Regardless of where a tee shot ends up, even a well struck drive will likely leave a shot to the green with a mid-iron at best, and a poorly struck drive will leave an approach of close to 200 yards or more to the green. The fairway narrows to approximately 25 yards wide at 90 yards from the front of the green, but there is a generous landing area in front of the green beginning 30 yards short of the front.
This leaves plenty of room for those longer approach shots to land short and bounce or roll onto the green, with the uphill slope to the green slowing the shots down so that they may stop on the putting surface.
This is why hitting an approach shot bending from right to left is such an integral part of the design of the hole. If one is approaching the green from a great distance, the shot need not fly all the way to the hole to have a chance to get close to the hole. Instead, a hybrid or long iron can bounce and feed toward the middle or back of the green.
The green slopes much like that of a traditional Redan green, sloping from the front right high point diagonally to the low spot the green in the back left area. There are small shelves that provide relatively flat surfaces along in each third of the green, but otherwise the slope of the green is drastic.
Any shot other than perhaps a well struck wedge that is played to the middle of the green will likely feed either to the closely mown area behind the green or remain on the surface but trickle to the back left corner.
Though more subtle than the containment mounds that encircle the green from the left, right, and rear sides, bumps and dips and tiny moguls in the approach area short of the green add a degree of difficulty for the short hitter hoping to get up and down. There is a false front element to the intersection of the green and the fairway approach, in that the green is actually a foot or two higher than the fairway.
The long flat bunker left of the green and the length of the approach is a particularly heinous feature of the hole because unless one is hole high near the green, it creates the possibility of perhaps the most feared, most troublesome shot in golf: the long bunker shot.
The bunker is shallow and flat and easily escapable, but it directs play to the right nonetheless.
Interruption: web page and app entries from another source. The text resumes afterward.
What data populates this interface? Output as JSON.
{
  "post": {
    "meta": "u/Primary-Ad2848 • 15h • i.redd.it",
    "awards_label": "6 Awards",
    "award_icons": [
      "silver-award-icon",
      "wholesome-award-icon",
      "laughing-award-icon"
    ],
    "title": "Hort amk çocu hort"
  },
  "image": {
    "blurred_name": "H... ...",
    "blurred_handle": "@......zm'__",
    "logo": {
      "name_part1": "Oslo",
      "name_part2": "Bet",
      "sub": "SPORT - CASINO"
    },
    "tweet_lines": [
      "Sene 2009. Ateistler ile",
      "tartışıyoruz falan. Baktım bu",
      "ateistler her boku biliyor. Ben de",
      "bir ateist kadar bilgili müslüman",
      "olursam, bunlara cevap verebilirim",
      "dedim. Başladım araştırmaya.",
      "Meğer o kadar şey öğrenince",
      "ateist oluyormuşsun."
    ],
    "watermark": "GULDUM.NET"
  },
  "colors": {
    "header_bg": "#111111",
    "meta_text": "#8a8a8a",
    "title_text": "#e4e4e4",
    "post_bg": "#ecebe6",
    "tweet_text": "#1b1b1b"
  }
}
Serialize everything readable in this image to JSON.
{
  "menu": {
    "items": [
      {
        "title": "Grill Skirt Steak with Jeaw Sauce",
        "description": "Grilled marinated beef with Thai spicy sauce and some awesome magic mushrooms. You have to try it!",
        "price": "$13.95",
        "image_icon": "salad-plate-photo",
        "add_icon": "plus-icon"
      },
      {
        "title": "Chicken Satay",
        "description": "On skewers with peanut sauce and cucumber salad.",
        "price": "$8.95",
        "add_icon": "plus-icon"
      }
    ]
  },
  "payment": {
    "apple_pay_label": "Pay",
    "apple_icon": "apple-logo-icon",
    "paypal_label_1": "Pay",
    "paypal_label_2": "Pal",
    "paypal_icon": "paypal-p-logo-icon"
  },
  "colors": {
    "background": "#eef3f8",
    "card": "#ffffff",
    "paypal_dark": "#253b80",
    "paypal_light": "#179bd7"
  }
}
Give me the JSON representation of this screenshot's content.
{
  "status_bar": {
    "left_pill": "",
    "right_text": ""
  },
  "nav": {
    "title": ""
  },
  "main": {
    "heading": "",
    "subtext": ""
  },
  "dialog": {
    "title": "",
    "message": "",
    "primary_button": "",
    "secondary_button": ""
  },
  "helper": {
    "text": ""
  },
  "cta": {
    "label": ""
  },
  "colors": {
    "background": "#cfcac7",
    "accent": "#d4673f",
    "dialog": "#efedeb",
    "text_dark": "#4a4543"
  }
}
It’s partially blind from the left side of the fairway, but once one is aware of it, it is a massive deterrent to taking a very aggressive line to the center or left side of the green.
Mirroring the false front characteristic of the front of the green, there is a steep drop in the last few feet of the putting surface on the back of the green, giving way to the aforementioned closely mown collection area.
From which these low spots adjacent to the green, there are no good options, as the transition is almost too steep to putt with any speed control, too close to flop or high pitch shot, and a running chip might hung up on the slope if not perfectly executed.
The fourth hole is a hard hole that lacks the unfairness element that many difficult, long par four holes possess. Played from the appropriate set of tees, it is a green that good player should reach in two shots and even the shortest players should reach in three shots.
Once the strategy reveals itself, it becomes a simpler, if not easier hole. The hole is shaped in sort of an S-curve, so the aggressive strategy is to get as close to the drainage basin on the right without leaving the fairway, which is challenging enough without the pesky predominant wind pushing a shot towards the basin.
Anecdotally, experienced players claim that it is easier to make a four on the third hole (a par five) than it is to make a four on the fourth hole (a par four). On days when there is any wind at all out of the west, those assessments are likely correct.